**Exercise**.
Copy out all of the records. Keep every word exact.

**The data**.
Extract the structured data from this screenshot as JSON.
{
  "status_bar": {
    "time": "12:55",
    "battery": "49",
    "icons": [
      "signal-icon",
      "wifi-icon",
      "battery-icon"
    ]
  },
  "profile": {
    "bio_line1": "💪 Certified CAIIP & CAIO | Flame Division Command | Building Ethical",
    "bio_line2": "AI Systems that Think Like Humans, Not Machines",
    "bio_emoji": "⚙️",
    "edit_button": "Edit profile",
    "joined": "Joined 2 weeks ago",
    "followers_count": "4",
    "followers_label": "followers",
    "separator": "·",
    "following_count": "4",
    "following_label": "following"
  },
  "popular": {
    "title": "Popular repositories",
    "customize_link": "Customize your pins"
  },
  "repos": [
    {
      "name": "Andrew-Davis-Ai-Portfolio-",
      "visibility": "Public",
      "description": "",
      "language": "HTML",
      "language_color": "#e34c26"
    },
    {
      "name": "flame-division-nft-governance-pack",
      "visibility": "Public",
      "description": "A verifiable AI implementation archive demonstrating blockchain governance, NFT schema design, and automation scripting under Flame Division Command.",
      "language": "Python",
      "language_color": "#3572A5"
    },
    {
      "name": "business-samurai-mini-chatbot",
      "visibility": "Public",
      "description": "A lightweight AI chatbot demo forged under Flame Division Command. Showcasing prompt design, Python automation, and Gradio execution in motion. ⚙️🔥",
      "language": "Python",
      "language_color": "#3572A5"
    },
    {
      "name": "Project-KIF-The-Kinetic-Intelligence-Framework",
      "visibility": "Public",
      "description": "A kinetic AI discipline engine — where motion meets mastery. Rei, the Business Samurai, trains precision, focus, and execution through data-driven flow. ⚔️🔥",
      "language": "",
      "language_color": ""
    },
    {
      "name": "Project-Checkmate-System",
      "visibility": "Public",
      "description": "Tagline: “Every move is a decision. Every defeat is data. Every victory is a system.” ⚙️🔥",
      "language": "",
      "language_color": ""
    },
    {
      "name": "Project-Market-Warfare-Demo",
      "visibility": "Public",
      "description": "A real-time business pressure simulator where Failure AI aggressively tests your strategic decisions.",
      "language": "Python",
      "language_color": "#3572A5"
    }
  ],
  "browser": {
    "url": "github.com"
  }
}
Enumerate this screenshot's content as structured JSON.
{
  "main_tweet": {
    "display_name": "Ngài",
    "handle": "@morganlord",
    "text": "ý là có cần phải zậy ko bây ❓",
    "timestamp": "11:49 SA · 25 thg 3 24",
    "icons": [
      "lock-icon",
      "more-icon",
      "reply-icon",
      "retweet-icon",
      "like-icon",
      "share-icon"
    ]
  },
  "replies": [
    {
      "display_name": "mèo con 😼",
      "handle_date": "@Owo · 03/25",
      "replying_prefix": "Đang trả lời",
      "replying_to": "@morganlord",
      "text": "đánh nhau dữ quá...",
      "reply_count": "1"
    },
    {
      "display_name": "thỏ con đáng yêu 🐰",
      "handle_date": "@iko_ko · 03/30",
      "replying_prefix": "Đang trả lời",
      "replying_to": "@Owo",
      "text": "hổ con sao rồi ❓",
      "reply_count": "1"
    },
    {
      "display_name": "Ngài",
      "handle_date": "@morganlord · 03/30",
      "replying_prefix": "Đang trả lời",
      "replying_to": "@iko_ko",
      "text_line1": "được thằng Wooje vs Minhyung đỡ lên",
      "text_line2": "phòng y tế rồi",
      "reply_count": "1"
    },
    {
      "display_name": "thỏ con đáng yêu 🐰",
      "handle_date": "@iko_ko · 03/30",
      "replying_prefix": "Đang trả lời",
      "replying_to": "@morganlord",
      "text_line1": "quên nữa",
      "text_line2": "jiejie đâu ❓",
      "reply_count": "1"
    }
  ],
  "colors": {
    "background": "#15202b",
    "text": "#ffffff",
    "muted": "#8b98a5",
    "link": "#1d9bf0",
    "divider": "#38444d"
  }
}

**Exercise solution**.
Extract the structured data from this screenshot as JSON.
{
  "status_bar": {
    "time": "12:55",
    "battery": "49",
    "icons": [
      "signal-icon",
      "wifi-icon",
      "battery-icon"
    ]
  },
  "profile": {
    "bio_line1": "💪 Certified CAIIP & CAIO | Flame Division Command | Building Ethical",
    "bio_line2": "AI Systems that Think Like Humans, Not Machines",
    "bio_emoji": "⚙️",
    "edit_button": "Edit profile",
    "joined": "Joined 2 weeks ago",
    "followers_count": "4",
    "followers_label": "followers",
    "separator": "·",
    "following_count": "4",
    "following_label": "following"
  },
  "popular": {
    "title": "Popular repositories",
    "customize_link": "Customize your pins"
  },
  "repos": [
    {
      "name": "Andrew-Davis-Ai-Portfolio-",
      "visibility": "Public",
      "description": "",
      "language": "HTML",
      "language_color": "#e34c26"
    },
    {
      "name": "flame-division-nft-governance-pack",
      "visibility": "Public",
      "description": "A verifiable AI implementation archive demonstrating blockchain governance, NFT schema design, and automation scripting under Flame Division Command.",
      "language": "Python",
      "language_color": "#3572A5"
    },
    {
      "name": "business-samurai-mini-chatbot",
      "visibility": "Public",
      "description": "A lightweight AI chatbot demo forged under Flame Division Command. Showcasing prompt design, Python automation, and Gradio execution in motion. ⚙️🔥",
      "language": "Python",
      "language_color": "#3572A5"
    },
    {
      "name": "Project-KIF-The-Kinetic-Intelligence-Framework",
      "visibility": "Public",
      "description": "A kinetic AI discipline engine — where motion meets mastery. Rei, the Business Samurai, trains precision, focus, and execution through data-driven flow. ⚔️🔥",
      "language": "",
      "language_color": ""
    },
    {
      "name": "Project-Checkmate-System",
      "visibility": "Public",
      "description": "Tagline: “Every move is a decision. Every defeat is data. Every victory is a system.” ⚙️🔥",
      "language": "",
      "language_color": ""
    },
    {
      "name": "Project-Market-Warfare-Demo",
      "visibility": "Public",
      "description": "A real-time business pressure simulator where Failure AI aggressively tests your strategic decisions.",
      "language": "Python",
      "language_color": "#3572A5"
    }
  ],
  "browser": {
    "url": "github.com"
  }
}
Enumerate this screenshot's content as structured JSON.
{
  "main_tweet": {
    "display_name": "Ngài",
    "handle": "@morganlord",
    "text": "ý là có cần phải zậy ko bây ❓",
    "timestamp": "11:49 SA · 25 thg 3 24",
    "icons": [
      "lock-icon",
      "more-icon",
      "reply-icon",
      "retweet-icon",
      "like-icon",
      "share-icon"
    ]
  },
  "replies": [
    {
      "display_name": "mèo con 😼",
      "handle_date": "@Owo · 03/25",
      "replying_prefix": "Đang trả lời",
      "replying_to": "@morganlord",
      "text": "đánh nhau dữ quá...",
      "reply_count": "1"
    },
    {
      "display_name": "thỏ con đáng yêu 🐰",
      "handle_date": "@iko_ko · 03/30",
      "replying_prefix": "Đang trả lời",
      "replying_to": "@Owo",
      "text": "hổ con sao rồi ❓",
      "reply_count": "1"
    },
    {
      "display_name": "Ngài",
      "handle_date": "@morganlord · 03/30",
      "replying_prefix": "Đang trả lời",
      "replying_to": "@iko_ko",
      "text_line1": "được thằng Wooje vs Minhyung đỡ lên",
      "text_line2": "phòng y tế rồi",
      "reply_count": "1"
    },
    {
      "display_name": "thỏ con đáng yêu 🐰",
      "handle_date": "@iko_ko · 03/30",
      "replying_prefix": "Đang trả lời",
      "replying_to": "@morganlord",
      "text_line1": "quên nữa",
      "text_line2": "jiejie đâu ❓",
      "reply_count": "1"
    }
  ],
  "colors": {
    "background": "#15202b",
    "text": "#ffffff",
    "muted": "#8b98a5",
    "link": "#1d9bf0",
    "divider": "#38444d"
  }
}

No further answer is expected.